■ **EXERCISE DETAILS**
Every line below that has the string "name" needs to be copied.

■ **PROVIDED DATA**
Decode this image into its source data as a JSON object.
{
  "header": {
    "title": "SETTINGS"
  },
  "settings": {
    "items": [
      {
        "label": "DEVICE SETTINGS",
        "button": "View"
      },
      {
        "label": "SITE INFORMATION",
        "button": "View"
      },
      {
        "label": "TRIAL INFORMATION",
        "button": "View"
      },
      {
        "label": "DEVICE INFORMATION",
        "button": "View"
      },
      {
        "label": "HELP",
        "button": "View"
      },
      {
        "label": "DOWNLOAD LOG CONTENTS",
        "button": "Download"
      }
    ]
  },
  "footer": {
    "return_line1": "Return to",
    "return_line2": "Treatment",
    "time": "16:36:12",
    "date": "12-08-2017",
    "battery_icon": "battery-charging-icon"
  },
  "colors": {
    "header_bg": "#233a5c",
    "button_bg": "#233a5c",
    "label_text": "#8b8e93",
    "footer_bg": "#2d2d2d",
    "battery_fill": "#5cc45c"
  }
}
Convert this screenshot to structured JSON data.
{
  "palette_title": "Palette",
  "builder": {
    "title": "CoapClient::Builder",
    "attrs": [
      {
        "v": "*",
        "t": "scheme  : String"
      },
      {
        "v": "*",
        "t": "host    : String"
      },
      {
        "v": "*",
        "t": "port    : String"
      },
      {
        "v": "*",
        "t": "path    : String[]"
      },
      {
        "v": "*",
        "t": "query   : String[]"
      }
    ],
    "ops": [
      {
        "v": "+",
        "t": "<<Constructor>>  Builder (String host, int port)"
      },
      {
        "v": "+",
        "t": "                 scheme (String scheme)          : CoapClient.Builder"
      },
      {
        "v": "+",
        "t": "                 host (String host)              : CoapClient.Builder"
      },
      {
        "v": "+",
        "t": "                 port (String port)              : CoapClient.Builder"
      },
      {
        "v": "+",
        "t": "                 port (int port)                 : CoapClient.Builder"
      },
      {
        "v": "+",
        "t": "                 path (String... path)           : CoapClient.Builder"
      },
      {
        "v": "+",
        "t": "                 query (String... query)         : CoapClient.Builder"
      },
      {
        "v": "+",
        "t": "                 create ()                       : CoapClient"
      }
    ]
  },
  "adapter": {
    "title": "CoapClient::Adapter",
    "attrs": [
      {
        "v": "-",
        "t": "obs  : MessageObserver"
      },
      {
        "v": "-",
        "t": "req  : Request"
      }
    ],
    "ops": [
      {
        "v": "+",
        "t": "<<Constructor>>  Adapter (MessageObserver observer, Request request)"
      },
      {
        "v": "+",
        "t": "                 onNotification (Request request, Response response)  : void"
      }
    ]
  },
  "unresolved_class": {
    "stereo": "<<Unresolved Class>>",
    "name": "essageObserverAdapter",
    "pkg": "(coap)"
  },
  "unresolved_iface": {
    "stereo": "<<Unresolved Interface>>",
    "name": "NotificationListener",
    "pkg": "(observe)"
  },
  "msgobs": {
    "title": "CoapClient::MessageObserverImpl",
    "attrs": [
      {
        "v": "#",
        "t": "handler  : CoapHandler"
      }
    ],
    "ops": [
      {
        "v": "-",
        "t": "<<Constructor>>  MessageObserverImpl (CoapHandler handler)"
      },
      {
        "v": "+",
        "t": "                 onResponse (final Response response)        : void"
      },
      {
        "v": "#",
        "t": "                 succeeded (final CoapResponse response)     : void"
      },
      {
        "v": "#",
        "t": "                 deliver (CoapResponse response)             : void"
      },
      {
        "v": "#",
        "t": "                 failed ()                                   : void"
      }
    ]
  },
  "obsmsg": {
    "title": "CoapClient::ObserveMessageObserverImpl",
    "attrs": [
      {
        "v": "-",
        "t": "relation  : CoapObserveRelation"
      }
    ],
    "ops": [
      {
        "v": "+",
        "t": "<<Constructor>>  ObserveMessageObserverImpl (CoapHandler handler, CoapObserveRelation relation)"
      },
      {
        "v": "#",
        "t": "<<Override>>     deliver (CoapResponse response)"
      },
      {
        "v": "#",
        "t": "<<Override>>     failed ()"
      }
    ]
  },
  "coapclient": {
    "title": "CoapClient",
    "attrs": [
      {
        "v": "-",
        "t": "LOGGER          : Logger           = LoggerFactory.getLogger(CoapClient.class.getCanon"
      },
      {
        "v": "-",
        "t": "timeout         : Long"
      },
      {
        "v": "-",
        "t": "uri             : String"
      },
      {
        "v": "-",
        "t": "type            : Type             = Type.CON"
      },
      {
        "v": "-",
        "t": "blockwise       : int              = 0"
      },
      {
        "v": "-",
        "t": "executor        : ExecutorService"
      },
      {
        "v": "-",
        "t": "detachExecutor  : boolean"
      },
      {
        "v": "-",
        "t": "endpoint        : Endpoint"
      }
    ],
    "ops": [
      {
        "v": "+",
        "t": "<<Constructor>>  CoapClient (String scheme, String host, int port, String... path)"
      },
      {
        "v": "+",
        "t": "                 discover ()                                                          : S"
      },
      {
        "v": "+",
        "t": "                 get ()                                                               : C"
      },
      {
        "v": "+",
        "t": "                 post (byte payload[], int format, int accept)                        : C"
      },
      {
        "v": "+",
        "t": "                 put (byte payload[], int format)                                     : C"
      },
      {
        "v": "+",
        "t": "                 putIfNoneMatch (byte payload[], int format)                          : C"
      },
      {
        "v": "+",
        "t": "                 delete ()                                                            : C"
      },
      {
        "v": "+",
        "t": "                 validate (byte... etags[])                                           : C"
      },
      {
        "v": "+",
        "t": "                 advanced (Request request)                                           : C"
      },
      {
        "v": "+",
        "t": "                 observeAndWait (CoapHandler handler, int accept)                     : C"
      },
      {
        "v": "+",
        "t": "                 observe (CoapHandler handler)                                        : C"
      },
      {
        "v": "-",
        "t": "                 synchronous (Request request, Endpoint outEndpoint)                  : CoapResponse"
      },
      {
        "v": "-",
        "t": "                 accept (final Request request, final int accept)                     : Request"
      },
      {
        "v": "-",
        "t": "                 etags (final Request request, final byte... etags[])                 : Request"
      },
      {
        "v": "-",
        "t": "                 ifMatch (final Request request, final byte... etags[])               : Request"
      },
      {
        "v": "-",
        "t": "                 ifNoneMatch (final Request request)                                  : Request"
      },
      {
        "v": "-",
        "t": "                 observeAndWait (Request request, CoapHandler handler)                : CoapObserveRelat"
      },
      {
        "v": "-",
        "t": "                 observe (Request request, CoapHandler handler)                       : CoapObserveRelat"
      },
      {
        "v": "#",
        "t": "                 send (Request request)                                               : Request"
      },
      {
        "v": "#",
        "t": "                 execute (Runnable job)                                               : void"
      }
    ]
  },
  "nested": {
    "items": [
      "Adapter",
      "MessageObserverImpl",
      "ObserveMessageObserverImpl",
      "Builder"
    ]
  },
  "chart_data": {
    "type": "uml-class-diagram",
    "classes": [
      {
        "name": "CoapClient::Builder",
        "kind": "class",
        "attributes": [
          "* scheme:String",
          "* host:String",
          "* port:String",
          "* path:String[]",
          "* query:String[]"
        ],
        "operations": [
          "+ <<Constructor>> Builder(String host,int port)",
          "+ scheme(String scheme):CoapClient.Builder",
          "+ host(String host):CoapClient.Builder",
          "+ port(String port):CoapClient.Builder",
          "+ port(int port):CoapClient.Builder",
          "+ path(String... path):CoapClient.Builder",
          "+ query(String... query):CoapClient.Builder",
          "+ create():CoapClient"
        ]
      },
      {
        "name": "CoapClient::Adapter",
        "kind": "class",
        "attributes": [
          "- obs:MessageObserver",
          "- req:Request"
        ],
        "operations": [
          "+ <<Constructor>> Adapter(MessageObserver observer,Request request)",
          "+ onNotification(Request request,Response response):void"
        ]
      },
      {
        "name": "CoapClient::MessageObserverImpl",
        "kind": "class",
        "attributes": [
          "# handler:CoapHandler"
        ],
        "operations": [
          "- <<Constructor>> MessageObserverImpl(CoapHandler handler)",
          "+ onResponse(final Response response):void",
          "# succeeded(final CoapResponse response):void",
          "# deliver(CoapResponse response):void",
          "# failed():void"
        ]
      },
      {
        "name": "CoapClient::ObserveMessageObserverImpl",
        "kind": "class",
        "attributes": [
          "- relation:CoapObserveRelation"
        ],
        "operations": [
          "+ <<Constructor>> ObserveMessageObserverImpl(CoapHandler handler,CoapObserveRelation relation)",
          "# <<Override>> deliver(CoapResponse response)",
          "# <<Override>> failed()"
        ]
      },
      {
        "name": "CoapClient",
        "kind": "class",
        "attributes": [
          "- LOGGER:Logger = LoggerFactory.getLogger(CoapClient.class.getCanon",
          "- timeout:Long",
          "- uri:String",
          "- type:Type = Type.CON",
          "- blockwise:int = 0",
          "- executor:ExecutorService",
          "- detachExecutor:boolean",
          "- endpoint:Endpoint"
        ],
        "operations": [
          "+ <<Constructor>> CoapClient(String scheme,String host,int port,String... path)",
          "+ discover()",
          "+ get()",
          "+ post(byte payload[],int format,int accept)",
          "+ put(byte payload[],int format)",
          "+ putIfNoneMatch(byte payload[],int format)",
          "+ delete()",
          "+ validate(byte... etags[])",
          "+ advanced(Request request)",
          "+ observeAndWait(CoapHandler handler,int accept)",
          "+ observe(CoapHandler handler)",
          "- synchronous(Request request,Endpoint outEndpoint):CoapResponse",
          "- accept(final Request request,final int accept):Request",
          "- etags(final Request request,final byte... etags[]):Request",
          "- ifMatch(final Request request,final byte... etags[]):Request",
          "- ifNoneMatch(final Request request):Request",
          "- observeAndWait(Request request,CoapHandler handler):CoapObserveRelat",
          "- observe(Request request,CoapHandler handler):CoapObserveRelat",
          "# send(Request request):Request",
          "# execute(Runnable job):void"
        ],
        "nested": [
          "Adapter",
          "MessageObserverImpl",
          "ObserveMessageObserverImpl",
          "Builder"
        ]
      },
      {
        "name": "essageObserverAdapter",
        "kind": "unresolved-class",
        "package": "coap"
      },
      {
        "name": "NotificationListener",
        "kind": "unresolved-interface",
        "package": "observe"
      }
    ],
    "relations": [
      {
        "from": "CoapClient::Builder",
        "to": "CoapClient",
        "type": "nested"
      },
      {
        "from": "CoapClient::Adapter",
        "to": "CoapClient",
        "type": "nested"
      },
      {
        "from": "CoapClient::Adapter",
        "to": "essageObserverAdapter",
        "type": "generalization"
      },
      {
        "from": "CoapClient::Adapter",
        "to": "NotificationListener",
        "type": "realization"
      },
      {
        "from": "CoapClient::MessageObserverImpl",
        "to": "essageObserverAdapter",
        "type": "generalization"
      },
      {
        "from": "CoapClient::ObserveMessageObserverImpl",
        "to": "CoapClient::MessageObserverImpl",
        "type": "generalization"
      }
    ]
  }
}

■ **TASK RESULT**
    "name": "essageObserverAdapter",
    "name": "NotificationListener",
        "name": "CoapClient::Builder",
        "name": "CoapClient::Adapter",
        "name": "CoapClient::MessageObserverImpl",
        "name": "CoapClient::ObserveMessageObserverImpl",
        "name": "CoapClient",
        "name": "essageObserverAdapter",
        "name": "NotificationListener",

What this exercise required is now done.